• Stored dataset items
▶
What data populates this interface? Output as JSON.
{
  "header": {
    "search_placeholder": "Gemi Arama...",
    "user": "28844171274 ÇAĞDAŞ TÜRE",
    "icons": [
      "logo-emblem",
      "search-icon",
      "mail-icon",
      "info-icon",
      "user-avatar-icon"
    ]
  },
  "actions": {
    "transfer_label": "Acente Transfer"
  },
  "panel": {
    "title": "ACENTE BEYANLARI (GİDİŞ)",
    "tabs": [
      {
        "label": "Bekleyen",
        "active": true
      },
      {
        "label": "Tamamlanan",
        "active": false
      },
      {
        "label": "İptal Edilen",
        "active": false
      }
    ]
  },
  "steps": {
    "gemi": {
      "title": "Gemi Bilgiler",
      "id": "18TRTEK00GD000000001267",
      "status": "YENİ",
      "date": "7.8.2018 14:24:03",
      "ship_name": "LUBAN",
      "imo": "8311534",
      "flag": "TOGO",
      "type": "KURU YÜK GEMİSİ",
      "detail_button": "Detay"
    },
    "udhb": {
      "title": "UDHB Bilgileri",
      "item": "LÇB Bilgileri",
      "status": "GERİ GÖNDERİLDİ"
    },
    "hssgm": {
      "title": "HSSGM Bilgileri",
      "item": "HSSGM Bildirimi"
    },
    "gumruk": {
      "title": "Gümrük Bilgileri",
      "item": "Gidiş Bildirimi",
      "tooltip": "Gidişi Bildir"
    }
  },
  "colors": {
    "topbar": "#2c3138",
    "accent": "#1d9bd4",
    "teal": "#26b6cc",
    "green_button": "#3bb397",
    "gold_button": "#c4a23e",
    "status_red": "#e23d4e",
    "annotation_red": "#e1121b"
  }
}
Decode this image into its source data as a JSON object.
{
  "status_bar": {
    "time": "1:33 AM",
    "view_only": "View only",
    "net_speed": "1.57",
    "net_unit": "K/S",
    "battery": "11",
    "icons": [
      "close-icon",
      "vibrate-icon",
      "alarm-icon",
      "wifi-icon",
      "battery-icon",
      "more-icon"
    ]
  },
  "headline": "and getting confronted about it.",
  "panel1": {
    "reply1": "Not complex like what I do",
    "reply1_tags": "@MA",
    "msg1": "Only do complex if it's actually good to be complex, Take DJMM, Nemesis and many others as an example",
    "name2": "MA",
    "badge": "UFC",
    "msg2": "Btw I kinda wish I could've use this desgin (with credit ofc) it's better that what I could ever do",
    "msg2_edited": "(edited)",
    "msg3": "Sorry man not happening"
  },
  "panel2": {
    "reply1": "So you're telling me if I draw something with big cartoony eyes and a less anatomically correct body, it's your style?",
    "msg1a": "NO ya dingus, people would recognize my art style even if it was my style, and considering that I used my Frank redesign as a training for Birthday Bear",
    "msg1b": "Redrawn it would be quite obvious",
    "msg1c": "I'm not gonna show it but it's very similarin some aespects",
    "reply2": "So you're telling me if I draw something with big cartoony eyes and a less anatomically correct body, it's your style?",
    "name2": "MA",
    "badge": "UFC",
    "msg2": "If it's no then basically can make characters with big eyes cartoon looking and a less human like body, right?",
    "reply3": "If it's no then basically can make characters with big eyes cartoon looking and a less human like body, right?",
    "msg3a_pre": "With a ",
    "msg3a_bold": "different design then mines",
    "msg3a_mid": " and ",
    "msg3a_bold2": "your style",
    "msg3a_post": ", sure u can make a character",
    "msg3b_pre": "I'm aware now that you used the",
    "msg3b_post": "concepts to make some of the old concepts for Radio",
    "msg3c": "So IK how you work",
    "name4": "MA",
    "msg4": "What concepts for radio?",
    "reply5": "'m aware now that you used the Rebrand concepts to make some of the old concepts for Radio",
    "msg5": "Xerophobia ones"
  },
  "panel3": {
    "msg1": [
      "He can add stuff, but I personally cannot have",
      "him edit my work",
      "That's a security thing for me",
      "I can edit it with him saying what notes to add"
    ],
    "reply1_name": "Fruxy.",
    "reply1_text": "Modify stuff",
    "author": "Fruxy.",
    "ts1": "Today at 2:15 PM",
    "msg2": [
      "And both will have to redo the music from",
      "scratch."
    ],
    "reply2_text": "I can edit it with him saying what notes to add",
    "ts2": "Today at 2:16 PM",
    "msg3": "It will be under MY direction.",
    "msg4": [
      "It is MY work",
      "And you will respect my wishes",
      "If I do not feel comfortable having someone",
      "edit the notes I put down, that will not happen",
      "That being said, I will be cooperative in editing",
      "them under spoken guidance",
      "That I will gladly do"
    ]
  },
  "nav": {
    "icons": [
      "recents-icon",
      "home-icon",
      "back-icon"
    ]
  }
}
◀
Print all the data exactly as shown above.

• RESULT OF THE TASK
What data populates this interface? Output as JSON.
{
  "header": {
    "search_placeholder": "Gemi Arama...",
    "user": "28844171274 ÇAĞDAŞ TÜRE",
    "icons": [
      "logo-emblem",
      "search-icon",
      "mail-icon",
      "info-icon",
      "user-avatar-icon"
    ]
  },
  "actions": {
    "transfer_label": "Acente Transfer"
  },
  "panel": {
    "title": "ACENTE BEYANLARI (GİDİŞ)",
    "tabs": [
      {
        "label": "Bekleyen",
        "active": true
      },
      {
        "label": "Tamamlanan",
        "active": false
      },
      {
        "label": "İptal Edilen",
        "active": false
      }
    ]
  },
  "steps": {
    "gemi": {
      "title": "Gemi Bilgiler",
      "id": "18TRTEK00GD000000001267",
      "status": "YENİ",
      "date": "7.8.2018 14:24:03",
      "ship_name": "LUBAN",
      "imo": "8311534",
      "flag": "TOGO",
      "type": "KURU YÜK GEMİSİ",
      "detail_button": "Detay"
    },
    "udhb": {
      "title": "UDHB Bilgileri",
      "item": "LÇB Bilgileri",
      "status": "GERİ GÖNDERİLDİ"
    },
    "hssgm": {
      "title": "HSSGM Bilgileri",
      "item": "HSSGM Bildirimi"
    },
    "gumruk": {
      "title": "Gümrük Bilgileri",
      "item": "Gidiş Bildirimi",
      "tooltip": "Gidişi Bildir"
    }
  },
  "colors": {
    "topbar": "#2c3138",
    "accent": "#1d9bd4",
    "teal": "#26b6cc",
    "green_button": "#3bb397",
    "gold_button": "#c4a23e",
    "status_red": "#e23d4e",
    "annotation_red": "#e1121b"
  }
}
Decode this image into its source data as a JSON object.
{
  "status_bar": {
    "time": "1:33 AM",
    "view_only": "View only",
    "net_speed": "1.57",
    "net_unit": "K/S",
    "battery": "11",
    "icons": [
      "close-icon",
      "vibrate-icon",
      "alarm-icon",
      "wifi-icon",
      "battery-icon",
      "more-icon"
    ]
  },
  "headline": "and getting confronted about it.",
  "panel1": {
    "reply1": "Not complex like what I do",
    "reply1_tags": "@MA",
    "msg1": "Only do complex if it's actually good to be complex, Take DJMM, Nemesis and many others as an example",
    "name2": "MA",
    "badge": "UFC",
    "msg2": "Btw I kinda wish I could've use this desgin (with credit ofc) it's better that what I could ever do",
    "msg2_edited": "(edited)",
    "msg3": "Sorry man not happening"
  },
  "panel2": {
    "reply1": "So you're telling me if I draw something with big cartoony eyes and a less anatomically correct body, it's your style?",
    "msg1a": "NO ya dingus, people would recognize my art style even if it was my style, and considering that I used my Frank redesign as a training for Birthday Bear",
    "msg1b": "Redrawn it would be quite obvious",
    "msg1c": "I'm not gonna show it but it's very similarin some aespects",
    "reply2": "So you're telling me if I draw something with big cartoony eyes and a less anatomically correct body, it's your style?",
    "name2": "MA",
    "badge": "UFC",
    "msg2": "If it's no then basically can make characters with big eyes cartoon looking and a less human like body, right?",
    "reply3": "If it's no then basically can make characters with big eyes cartoon looking and a less human like body, right?",
    "msg3a_pre": "With a ",
    "msg3a_bold": "different design then mines",
    "msg3a_mid": " and ",
    "msg3a_bold2": "your style",
    "msg3a_post": ", sure u can make a character",
    "msg3b_pre": "I'm aware now that you used the",
    "msg3b_post": "concepts to make some of the old concepts for Radio",
    "msg3c": "So IK how you work",
    "name4": "MA",
    "msg4": "What concepts for radio?",
    "reply5": "'m aware now that you used the Rebrand concepts to make some of the old concepts for Radio",
    "msg5": "Xerophobia ones"
  },
  "panel3": {
    "msg1": [
      "He can add stuff, but I personally cannot have",
      "him edit my work",
      "That's a security thing for me",
      "I can edit it with him saying what notes to add"
    ],
    "reply1_name": "Fruxy.",
    "reply1_text": "Modify stuff",
    "author": "Fruxy.",
    "ts1": "Today at 2:15 PM",
    "msg2": [
      "And both will have to redo the music from",
      "scratch."
    ],
    "reply2_text": "I can edit it with him saying what notes to add",
    "ts2": "Today at 2:16 PM",
    "msg3": "It will be under MY direction.",
    "msg4": [
      "It is MY work",
      "And you will respect my wishes",
      "If I do not feel comfortable having someone",
      "edit the notes I put down, that will not happen",
      "That being said, I will be cooperative in editing",
      "them under spoken guidance",
      "That I will gladly do"
    ]
  },
  "nav": {
    "icons": [
      "recents-icon",
      "home-icon",
      "back-icon"
    ]
  }
}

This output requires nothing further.